## [Task statement]
Copy the listing verbatim, excluding any images found in it.
+ + + +
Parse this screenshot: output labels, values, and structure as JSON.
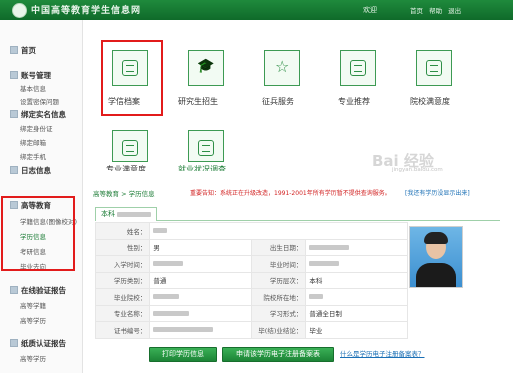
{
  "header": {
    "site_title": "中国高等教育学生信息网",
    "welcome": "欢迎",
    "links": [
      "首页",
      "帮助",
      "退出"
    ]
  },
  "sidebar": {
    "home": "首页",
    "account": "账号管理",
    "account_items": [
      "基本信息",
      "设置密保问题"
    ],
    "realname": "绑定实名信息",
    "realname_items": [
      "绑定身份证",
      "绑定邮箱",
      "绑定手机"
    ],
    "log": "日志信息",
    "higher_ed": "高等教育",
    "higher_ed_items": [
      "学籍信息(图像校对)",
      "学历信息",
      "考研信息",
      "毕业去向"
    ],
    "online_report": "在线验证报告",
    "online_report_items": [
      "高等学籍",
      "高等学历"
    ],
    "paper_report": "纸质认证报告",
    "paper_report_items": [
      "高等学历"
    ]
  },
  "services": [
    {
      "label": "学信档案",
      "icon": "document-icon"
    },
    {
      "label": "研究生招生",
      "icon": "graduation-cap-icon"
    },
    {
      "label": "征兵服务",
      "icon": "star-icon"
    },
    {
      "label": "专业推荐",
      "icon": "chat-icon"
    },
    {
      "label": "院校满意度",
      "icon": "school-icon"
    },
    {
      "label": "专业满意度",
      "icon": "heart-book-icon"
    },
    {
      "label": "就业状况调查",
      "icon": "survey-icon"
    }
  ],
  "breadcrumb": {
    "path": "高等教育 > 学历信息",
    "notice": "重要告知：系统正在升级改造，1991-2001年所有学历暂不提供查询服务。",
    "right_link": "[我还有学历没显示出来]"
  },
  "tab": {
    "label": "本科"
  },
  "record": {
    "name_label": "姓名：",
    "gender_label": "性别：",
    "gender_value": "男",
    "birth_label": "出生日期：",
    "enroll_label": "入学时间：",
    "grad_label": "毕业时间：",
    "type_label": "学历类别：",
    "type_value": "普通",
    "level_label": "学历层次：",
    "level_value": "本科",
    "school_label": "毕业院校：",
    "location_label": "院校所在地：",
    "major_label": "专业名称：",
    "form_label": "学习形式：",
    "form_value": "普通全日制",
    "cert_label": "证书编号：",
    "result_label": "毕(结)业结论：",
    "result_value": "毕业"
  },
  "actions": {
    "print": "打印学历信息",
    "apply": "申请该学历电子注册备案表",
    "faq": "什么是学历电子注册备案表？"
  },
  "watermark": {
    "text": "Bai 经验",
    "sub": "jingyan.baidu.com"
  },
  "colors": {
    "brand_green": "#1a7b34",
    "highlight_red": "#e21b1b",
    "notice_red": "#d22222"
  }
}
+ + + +
## [Output below]
Parse this screenshot: output labels, values, and structure as JSON.
{
  "header": {
    "site_title": "中国高等教育学生信息网",
    "welcome": "欢迎",
    "links": [
      "首页",
      "帮助",
      "退出"
    ]
  },
  "sidebar": {
    "home": "首页",
    "account": "账号管理",
    "account_items": [
      "基本信息",
      "设置密保问题"
    ],
    "realname": "绑定实名信息",
    "realname_items": [
      "绑定身份证",
      "绑定邮箱",
      "绑定手机"
    ],
    "log": "日志信息",
    "higher_ed": "高等教育",
    "higher_ed_items": [
      "学籍信息(图像校对)",
      "学历信息",
      "考研信息",
      "毕业去向"
    ],
    "online_report": "在线验证报告",
    "online_report_items": [
      "高等学籍",
      "高等学历"
    ],
    "paper_report": "纸质认证报告",
    "paper_report_items": [
      "高等学历"
    ]
  },
  "services": [
    {
      "label": "学信档案",
      "icon": "document-icon"
    },
    {
      "label": "研究生招生",
      "icon": "graduation-cap-icon"
    },
    {
      "label": "征兵服务",
      "icon": "star-icon"
    },
    {
      "label": "专业推荐",
      "icon": "chat-icon"
    },
    {
      "label": "院校满意度",
      "icon": "school-icon"
    },
    {
      "label": "专业满意度",
      "icon": "heart-book-icon"
    },
    {
      "label": "就业状况调查",
      "icon": "survey-icon"
    }
  ],
  "breadcrumb": {
    "path": "高等教育 > 学历信息",
    "notice": "重要告知：系统正在升级改造，1991-2001年所有学历暂不提供查询服务。",
    "right_link": "[我还有学历没显示出来]"
  },
  "tab": {
    "label": "本科"
  },
  "record": {
    "name_label": "姓名：",
    "gender_label": "性别：",
    "gender_value": "男",
    "birth_label": "出生日期：",
    "enroll_label": "入学时间：",
    "grad_label": "毕业时间：",
    "type_label": "学历类别：",
    "type_value": "普通",
    "level_label": "学历层次：",
    "level_value": "本科",
    "school_label": "毕业院校：",
    "location_label": "院校所在地：",
    "major_label": "专业名称：",
    "form_label": "学习形式：",
    "form_value": "普通全日制",
    "cert_label": "证书编号：",
    "result_label": "毕(结)业结论：",
    "result_value": "毕业"
  },
  "actions": {
    "print": "打印学历信息",
    "apply": "申请该学历电子注册备案表",
    "faq": "什么是学历电子注册备案表？"
  },
  "watermark": {
    "text": "Bai 经验",
    "sub": "jingyan.baidu.com"
  },
  "colors": {
    "brand_green": "#1a7b34",
    "highlight_red": "#e21b1b",
    "notice_red": "#d22222"
  }
}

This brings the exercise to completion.